Reservoir Hill won a 2010 International Emmy for Best Digital Programme for Children and Young People. The episodes were later compiled into a TV movie, shorn of the interactive elements that had featured in the online edition. A second series followed in 2010, also Emmy-nominated, subtitled Everyone Lies. There were also Reservoir Hill remakes in Spain and Sweden. Online viewers would also help sway the plot on a later web series that Robins directed: chalk and cheese travel tale Road Trip.
Robins and Stubbs followed Reservoir Hill with three seasons of young adults TV series Girl vs. Boy (season one can be watched in full here). The romantic comedy followed an inquisitive teen, as she variously investigates a disastrous relationship breakup, becomes poster girl for her seaside suburb, and encounters a delusional school principal.
In 2015 Robins co-produced feature-length documentary Belief: The Possession of Janet Moses. Combining interviews and reenactments, the film explored the 2007 exorcism which resulted in the death of a Wainuiomata mother. Belief won a Moa Award for Robins' KHF partner David Stubbs.
With 2017's Catching the Black Widow, it was Robins' turn to take the writing and directing reins. The telemovie was inspired by Lee-Anne Cartier, who set out to prove that her brother's suicide was actually a case of foul play. The Listener's Fiona Rae praised the acting of Aidee Walker (as Carter) and Katherine McRae, arguing that the telemovie built "a convincing and creepy picture of [Helen] Milner’s lies versus Cartier’s single-mindedness".
Next came another project based on a true story. Telemovie Kiwi dramatises the rise of racehorse Kiwi, who won fame at the 1983 Melbourne Cup.

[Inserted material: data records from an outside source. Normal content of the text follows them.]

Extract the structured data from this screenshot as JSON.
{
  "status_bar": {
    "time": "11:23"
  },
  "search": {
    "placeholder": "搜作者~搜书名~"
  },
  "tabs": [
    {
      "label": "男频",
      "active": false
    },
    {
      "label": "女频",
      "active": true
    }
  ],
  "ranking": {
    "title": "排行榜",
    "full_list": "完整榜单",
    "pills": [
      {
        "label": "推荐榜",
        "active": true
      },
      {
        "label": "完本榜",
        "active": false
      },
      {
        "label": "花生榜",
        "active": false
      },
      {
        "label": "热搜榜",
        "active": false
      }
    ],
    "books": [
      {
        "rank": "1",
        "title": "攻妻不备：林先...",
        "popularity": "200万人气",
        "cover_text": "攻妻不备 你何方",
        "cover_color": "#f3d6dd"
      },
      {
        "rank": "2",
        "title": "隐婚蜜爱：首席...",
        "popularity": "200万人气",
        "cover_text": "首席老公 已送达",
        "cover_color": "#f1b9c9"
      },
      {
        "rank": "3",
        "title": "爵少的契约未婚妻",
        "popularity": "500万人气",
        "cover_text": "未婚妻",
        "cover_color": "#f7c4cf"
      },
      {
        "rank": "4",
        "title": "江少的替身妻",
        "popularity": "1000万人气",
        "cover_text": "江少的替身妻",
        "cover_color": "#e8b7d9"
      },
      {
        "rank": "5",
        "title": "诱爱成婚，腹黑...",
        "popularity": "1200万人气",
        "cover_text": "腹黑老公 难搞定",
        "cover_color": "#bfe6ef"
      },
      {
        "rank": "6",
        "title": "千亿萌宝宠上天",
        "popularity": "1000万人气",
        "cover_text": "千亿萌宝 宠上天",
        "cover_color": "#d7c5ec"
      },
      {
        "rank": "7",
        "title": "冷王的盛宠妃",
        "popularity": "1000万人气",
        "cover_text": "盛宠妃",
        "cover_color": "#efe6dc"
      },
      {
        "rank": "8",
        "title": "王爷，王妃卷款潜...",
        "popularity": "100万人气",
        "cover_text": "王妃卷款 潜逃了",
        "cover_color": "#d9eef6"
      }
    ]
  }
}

Robins has also found time to direct Te Papa attraction The High Ride, as well as episodes of The Brokenwood Mysteries and car show AA Torque Show. His one-off documentary The Banker, The Escorts and the $18 Million was nominated for Best Popular Documentary in the 2011 Aotearoa Film and Television awards. The docudrama chronicled the misadventures of ASB fraudster Stephen Versalko.
Updated on 7 May 2021

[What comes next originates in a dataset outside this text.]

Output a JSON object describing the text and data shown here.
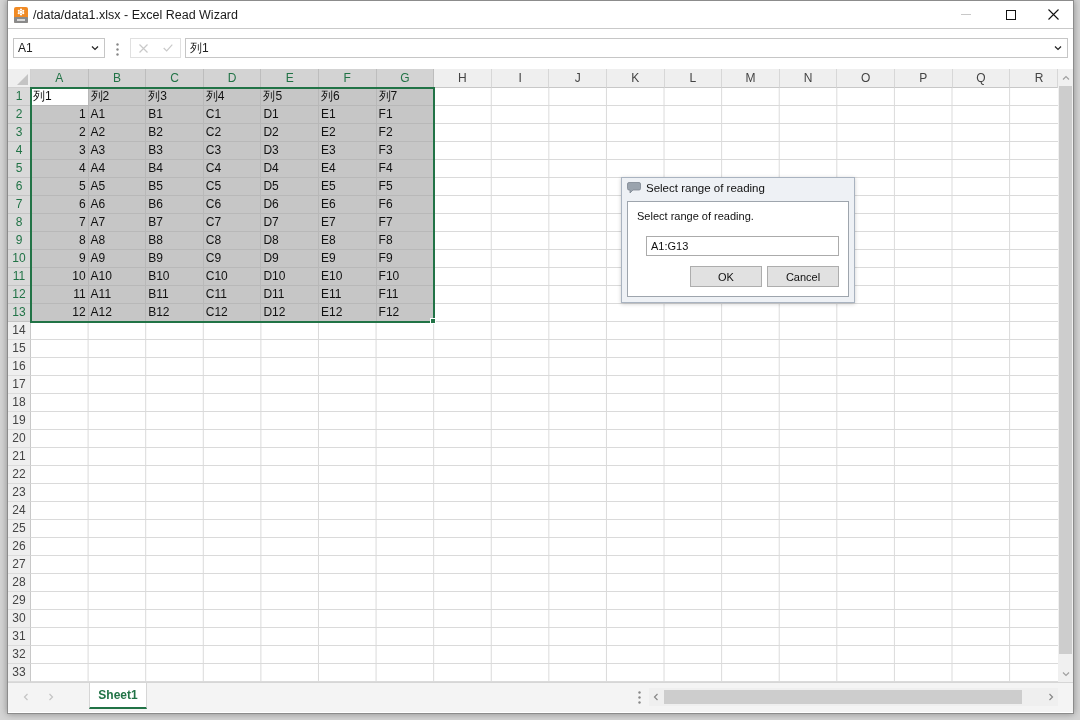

KHF Media website. Accessed 26 September 2018
Talia Carlisle, 'A career steeped in movies' (Interview) - The Wellingtonian, 9 April 2015, page 12
Fiona Rae,'Catching the Black Widow details Helen Milner's downfall' (Review) - The Listener, 29 July 2017 (broken link)
Evelyn Saunders and Marcus Gillezeau, 'Reservoir Hill - A Case Study with David Stubbs & Thomas Robins', Firelight Productions, 2013
Mark Stevens, 'Kiwi show Reservoir Hill gets Emmy' Stuff website. Loaded 25 September 2014. Accessed 26 September 2018
Unknown writer, 'Reservoir Hill gets ground-breaking remake deal in Sweden‘ - Onfilm, October 2013
Unknown writer, ‘Wellington classroom makes terrifying TV' Stuff website. Loaded 11 March 2008. Accessed 26 September 2018